Allergists, who may also be known as allergist-immunologists, are medical doctors who specialize in providing direct or indirect care for patients who are afflicted by medical conditions such as allergies. Those who work with patients directly will assess them, perform tests to identify the medical conditions and then determine the most effective treatment methods. Those who work with patients indirectly opt to concentrate on research.
The work that research allergists do can contribute to developing more effective ways to treat allergies and other related conditions, such as asthma. They may also help create better medical tests that can be used to diagnose patients.
|Educational Requirements||Bachelor's degree, medical degree, medical license, residency, fellowship, certification|
|Job Skills||Good problem-solving and communication skills, attention to detail, physical fitness and leadership skills|
|Median Salary (2016)*||$206,920 (for allergists and immunologists)|
|Job Outlook (2014-2024)*||14%+ (for allergists and immunologists)|
Source: *U.S. Bureau of Labor Statistics
Allergists have extensive educational requirements and must spend several years in college before specializing in their field. The typical path for those preparing for a career as an allergist involves earning a bachelor's degree and medical degree, which normally takes eight years of postsecondary study. After earning a medical degree those who are interested in this subspecialty must complete a residency in an area such as internal medicine and earn a medical license. They are also required to complete a fellowship and earn certification in a specialty, such as internal medicine, before completing another fellowship and certification in allergy-immunology.

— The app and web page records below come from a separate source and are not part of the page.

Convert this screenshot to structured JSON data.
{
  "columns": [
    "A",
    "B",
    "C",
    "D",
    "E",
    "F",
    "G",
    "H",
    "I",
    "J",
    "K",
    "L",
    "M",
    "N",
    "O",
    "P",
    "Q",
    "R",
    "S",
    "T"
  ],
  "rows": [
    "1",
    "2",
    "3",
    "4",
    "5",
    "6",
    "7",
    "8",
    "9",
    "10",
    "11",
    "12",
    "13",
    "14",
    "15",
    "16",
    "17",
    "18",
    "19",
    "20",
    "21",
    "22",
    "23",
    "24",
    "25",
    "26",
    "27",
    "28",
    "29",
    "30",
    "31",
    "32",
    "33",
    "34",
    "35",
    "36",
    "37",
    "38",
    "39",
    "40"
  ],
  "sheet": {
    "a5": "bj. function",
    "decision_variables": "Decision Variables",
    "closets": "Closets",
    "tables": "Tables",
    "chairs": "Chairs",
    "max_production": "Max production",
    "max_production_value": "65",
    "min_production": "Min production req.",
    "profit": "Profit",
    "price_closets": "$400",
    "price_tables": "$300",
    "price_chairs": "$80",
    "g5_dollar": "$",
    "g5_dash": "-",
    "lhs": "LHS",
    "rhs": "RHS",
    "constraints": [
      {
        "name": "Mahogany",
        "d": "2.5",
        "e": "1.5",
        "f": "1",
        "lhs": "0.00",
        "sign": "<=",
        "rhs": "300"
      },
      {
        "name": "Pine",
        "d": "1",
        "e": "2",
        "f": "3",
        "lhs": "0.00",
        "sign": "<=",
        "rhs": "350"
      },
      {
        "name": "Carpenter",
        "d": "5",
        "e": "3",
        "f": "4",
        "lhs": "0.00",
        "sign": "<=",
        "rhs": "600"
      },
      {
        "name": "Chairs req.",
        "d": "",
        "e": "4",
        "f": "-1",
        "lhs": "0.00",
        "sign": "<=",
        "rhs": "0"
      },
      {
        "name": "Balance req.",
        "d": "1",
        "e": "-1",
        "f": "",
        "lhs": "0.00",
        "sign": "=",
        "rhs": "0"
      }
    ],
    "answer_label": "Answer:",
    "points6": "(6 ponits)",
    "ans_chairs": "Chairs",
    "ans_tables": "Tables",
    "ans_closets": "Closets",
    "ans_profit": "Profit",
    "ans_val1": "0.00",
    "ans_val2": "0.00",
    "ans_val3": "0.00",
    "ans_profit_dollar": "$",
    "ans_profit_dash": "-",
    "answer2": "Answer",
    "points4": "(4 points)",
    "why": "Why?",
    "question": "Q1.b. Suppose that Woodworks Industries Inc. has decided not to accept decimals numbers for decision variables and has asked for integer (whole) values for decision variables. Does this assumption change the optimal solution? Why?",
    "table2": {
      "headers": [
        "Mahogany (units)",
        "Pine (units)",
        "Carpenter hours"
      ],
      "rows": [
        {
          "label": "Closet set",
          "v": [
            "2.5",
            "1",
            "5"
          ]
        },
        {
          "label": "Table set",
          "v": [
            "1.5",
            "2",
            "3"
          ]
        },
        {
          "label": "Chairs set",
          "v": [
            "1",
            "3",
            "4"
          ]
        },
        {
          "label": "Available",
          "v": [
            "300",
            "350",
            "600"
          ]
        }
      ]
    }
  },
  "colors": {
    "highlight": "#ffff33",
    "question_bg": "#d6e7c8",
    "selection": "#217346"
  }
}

It's important that allergists can communicate effectively, since they will be able to get more relevant information from patients that they're treating and effectively explain their conditions and treatment options once they've identified a diagnosis. Those who work in research also need good communication and leadership skills because they will work with other medical professionals and may need to provide direction on research projects. Whether they're diagnosing patients or working on a treatment for a specific allergy, allergists need to be able to solve problems, since they may need to rule out several possibilities before they are able to identify the correct diagnosis or treatment. Since it may take months or years for them to make a breakthrough in their research, or they may need to interact with challenging individuals, they also need to be patient.
Career and Salary Outlook
As of 2016, the U.S. Bureau of Labor Statistics (BLS) reported that allergists and immunologists earned a median annual salary of $206,920. The BLS indicates that these physicians would see a job growth rate of 14% or higher from 2014 to 2024. This rate is much faster than the national average for all occupations. Allergists who have good people skills and demonstrate they are organized and thorough in their work will likely appeal to potential employers.
Aspiring allergists may also want to consider other career options that involve performing similar duties. This list covers medical careers that focus on treating patients, conducting medical research and developing new medications.